* **PROBLEM TO SOLVE**
Go through the entries below and print each one exactly.

* **EXCERPTED RECORDS**
* * *

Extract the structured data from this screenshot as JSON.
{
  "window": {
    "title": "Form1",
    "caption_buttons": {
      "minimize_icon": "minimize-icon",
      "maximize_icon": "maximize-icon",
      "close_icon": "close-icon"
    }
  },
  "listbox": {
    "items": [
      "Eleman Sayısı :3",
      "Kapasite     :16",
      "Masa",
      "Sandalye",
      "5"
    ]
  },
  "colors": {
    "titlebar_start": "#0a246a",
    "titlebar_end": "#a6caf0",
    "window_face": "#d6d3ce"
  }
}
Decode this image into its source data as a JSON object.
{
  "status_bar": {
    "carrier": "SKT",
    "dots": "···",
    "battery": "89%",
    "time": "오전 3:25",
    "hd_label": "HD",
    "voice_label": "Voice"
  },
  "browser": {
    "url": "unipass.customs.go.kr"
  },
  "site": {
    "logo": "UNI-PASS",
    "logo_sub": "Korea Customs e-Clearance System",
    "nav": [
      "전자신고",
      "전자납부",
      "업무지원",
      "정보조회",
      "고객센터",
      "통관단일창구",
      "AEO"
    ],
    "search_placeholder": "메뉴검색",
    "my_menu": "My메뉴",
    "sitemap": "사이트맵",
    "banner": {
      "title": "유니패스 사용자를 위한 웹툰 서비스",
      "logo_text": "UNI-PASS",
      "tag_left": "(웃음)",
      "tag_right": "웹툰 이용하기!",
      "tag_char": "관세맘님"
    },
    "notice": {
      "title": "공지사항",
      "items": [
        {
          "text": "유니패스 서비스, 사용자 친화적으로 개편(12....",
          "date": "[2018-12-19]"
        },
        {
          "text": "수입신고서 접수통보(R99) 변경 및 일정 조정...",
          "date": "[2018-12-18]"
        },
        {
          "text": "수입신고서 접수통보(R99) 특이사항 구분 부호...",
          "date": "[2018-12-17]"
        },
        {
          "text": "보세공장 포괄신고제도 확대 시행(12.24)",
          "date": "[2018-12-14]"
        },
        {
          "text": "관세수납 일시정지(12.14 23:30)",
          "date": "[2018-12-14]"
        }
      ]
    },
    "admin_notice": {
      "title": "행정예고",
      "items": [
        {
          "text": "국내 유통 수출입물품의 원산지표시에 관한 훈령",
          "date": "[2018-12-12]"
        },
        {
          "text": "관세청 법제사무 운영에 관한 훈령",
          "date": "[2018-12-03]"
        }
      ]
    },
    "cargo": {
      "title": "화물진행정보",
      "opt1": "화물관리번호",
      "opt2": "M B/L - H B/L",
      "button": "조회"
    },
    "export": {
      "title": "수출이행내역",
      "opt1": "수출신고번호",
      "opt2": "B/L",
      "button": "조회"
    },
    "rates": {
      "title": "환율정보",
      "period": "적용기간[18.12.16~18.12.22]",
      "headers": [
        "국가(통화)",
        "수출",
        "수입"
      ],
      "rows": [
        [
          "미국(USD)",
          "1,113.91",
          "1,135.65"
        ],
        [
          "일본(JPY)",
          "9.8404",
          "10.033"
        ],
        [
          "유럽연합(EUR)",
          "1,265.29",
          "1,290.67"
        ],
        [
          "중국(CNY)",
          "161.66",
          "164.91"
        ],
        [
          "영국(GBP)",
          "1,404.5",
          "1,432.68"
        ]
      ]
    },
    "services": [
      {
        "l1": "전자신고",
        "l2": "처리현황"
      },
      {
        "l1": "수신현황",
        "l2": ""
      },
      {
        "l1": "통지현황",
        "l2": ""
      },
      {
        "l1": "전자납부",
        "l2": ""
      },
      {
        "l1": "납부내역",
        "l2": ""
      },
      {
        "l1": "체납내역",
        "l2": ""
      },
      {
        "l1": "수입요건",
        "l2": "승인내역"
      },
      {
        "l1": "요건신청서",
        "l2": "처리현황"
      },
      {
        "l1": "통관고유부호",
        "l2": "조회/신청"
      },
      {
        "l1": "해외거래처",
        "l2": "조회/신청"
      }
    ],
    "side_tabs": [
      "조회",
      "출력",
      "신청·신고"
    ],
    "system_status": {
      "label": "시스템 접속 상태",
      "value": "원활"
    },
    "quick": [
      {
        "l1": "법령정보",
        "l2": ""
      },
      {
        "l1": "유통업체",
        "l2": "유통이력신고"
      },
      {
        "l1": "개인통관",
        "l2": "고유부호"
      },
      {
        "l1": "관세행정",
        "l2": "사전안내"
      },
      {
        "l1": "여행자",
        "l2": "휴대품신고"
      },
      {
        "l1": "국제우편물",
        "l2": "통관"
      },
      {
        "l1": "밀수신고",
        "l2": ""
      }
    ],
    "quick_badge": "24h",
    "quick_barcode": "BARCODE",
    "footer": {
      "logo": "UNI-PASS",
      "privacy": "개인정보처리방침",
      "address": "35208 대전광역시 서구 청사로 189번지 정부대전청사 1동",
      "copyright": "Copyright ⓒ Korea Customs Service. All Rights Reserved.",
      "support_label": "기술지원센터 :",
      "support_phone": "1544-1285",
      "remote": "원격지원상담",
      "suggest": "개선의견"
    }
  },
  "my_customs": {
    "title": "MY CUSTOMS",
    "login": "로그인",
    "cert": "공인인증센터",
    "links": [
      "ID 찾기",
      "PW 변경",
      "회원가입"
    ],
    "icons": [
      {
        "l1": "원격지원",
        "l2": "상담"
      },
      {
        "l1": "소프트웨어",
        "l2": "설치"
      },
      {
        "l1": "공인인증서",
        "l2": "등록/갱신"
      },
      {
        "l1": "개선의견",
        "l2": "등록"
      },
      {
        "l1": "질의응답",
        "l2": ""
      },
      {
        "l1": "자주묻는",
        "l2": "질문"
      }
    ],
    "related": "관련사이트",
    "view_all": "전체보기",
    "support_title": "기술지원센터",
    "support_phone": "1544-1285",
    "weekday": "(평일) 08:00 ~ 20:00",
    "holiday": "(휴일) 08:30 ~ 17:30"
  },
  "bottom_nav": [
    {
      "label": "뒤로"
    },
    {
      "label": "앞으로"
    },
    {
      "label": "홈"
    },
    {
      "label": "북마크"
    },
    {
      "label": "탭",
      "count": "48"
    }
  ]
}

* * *

* **SOLUTION FOR THIS PROBLEM**
Extract the structured data from this screenshot as JSON.
{
  "window": {
    "title": "Form1",
    "caption_buttons": {
      "minimize_icon": "minimize-icon",
      "maximize_icon": "maximize-icon",
      "close_icon": "close-icon"
    }
  },
  "listbox": {
    "items": [
      "Eleman Sayısı :3",
      "Kapasite     :16",
      "Masa",
      "Sandalye",
      "5"
    ]
  },
  "colors": {
    "titlebar_start": "#0a246a",
    "titlebar_end": "#a6caf0",
    "window_face": "#d6d3ce"
  }
}
Decode this image into its source data as a JSON object.
{
  "status_bar": {
    "carrier": "SKT",
    "dots": "···",
    "battery": "89%",
    "time": "오전 3:25",
    "hd_label": "HD",
    "voice_label": "Voice"
  },
  "browser": {
    "url": "unipass.customs.go.kr"
  },
  "site": {
    "logo": "UNI-PASS",
    "logo_sub": "Korea Customs e-Clearance System",
    "nav": [
      "전자신고",
      "전자납부",
      "업무지원",
      "정보조회",
      "고객센터",
      "통관단일창구",
      "AEO"
    ],
    "search_placeholder": "메뉴검색",
    "my_menu": "My메뉴",
    "sitemap": "사이트맵",
    "banner": {
      "title": "유니패스 사용자를 위한 웹툰 서비스",
      "logo_text": "UNI-PASS",
      "tag_left": "(웃음)",
      "tag_right": "웹툰 이용하기!",
      "tag_char": "관세맘님"
    },
    "notice": {
      "title": "공지사항",
      "items": [
        {
          "text": "유니패스 서비스, 사용자 친화적으로 개편(12....",
          "date": "[2018-12-19]"
        },
        {
          "text": "수입신고서 접수통보(R99) 변경 및 일정 조정...",
          "date": "[2018-12-18]"
        },
        {
          "text": "수입신고서 접수통보(R99) 특이사항 구분 부호...",
          "date": "[2018-12-17]"
        },
        {
          "text": "보세공장 포괄신고제도 확대 시행(12.24)",
          "date": "[2018-12-14]"
        },
        {
          "text": "관세수납 일시정지(12.14 23:30)",
          "date": "[2018-12-14]"
        }
      ]
    },
    "admin_notice": {
      "title": "행정예고",
      "items": [
        {
          "text": "국내 유통 수출입물품의 원산지표시에 관한 훈령",
          "date": "[2018-12-12]"
        },
        {
          "text": "관세청 법제사무 운영에 관한 훈령",
          "date": "[2018-12-03]"
        }
      ]
    },
    "cargo": {
      "title": "화물진행정보",
      "opt1": "화물관리번호",
      "opt2": "M B/L - H B/L",
      "button": "조회"
    },
    "export": {
      "title": "수출이행내역",
      "opt1": "수출신고번호",
      "opt2": "B/L",
      "button": "조회"
    },
    "rates": {
      "title": "환율정보",
      "period": "적용기간[18.12.16~18.12.22]",
      "headers": [
        "국가(통화)",
        "수출",
        "수입"
      ],
      "rows": [
        [
          "미국(USD)",
          "1,113.91",
          "1,135.65"
        ],
        [
          "일본(JPY)",
          "9.8404",
          "10.033"
        ],
        [
          "유럽연합(EUR)",
          "1,265.29",
          "1,290.67"
        ],
        [
          "중국(CNY)",
          "161.66",
          "164.91"
        ],
        [
          "영국(GBP)",
          "1,404.5",
          "1,432.68"
        ]
      ]
    },
    "services": [
      {
        "l1": "전자신고",
        "l2": "처리현황"
      },
      {
        "l1": "수신현황",
        "l2": ""
      },
      {
        "l1": "통지현황",
        "l2": ""
      },
      {
        "l1": "전자납부",
        "l2": ""
      },
      {
        "l1": "납부내역",
        "l2": ""
      },
      {
        "l1": "체납내역",
        "l2": ""
      },
      {
        "l1": "수입요건",
        "l2": "승인내역"
      },
      {
        "l1": "요건신청서",
        "l2": "처리현황"
      },
      {
        "l1": "통관고유부호",
        "l2": "조회/신청"
      },
      {
        "l1": "해외거래처",
        "l2": "조회/신청"
      }
    ],
    "side_tabs": [
      "조회",
      "출력",
      "신청·신고"
    ],
    "system_status": {
      "label": "시스템 접속 상태",
      "value": "원활"
    },
    "quick": [
      {
        "l1": "법령정보",
        "l2": ""
      },
      {
        "l1": "유통업체",
        "l2": "유통이력신고"
      },
      {
        "l1": "개인통관",
        "l2": "고유부호"
      },
      {
        "l1": "관세행정",
        "l2": "사전안내"
      },
      {
        "l1": "여행자",
        "l2": "휴대품신고"
      },
      {
        "l1": "국제우편물",
        "l2": "통관"
      },
      {
        "l1": "밀수신고",
        "l2": ""
      }
    ],
    "quick_badge": "24h",
    "quick_barcode": "BARCODE",
    "footer": {
      "logo": "UNI-PASS",
      "privacy": "개인정보처리방침",
      "address": "35208 대전광역시 서구 청사로 189번지 정부대전청사 1동",
      "copyright": "Copyright ⓒ Korea Customs Service. All Rights Reserved.",
      "support_label": "기술지원센터 :",
      "support_phone": "1544-1285",
      "remote": "원격지원상담",
      "suggest": "개선의견"
    }
  },
  "my_customs": {
    "title": "MY CUSTOMS",
    "login": "로그인",
    "cert": "공인인증센터",
    "links": [
      "ID 찾기",
      "PW 변경",
      "회원가입"
    ],
    "icons": [
      {
        "l1": "원격지원",
        "l2": "상담"
      },
      {
        "l1": "소프트웨어",
        "l2": "설치"
      },
      {
        "l1": "공인인증서",
        "l2": "등록/갱신"
      },
      {
        "l1": "개선의견",
        "l2": "등록"
      },
      {
        "l1": "질의응답",
        "l2": ""
      },
      {
        "l1": "자주묻는",
        "l2": "질문"
      }
    ],
    "related": "관련사이트",
    "view_all": "전체보기",
    "support_title": "기술지원센터",
    "support_phone": "1544-1285",
    "weekday": "(평일) 08:00 ~ 20:00",
    "holiday": "(휴일) 08:30 ~ 17:30"
  },
  "bottom_nav": [
    {
      "label": "뒤로"
    },
    {
      "label": "앞으로"
    },
    {
      "label": "홈"
    },
    {
      "label": "북마크"
    },
    {
      "label": "탭",
      "count": "48"
    }
  ]
}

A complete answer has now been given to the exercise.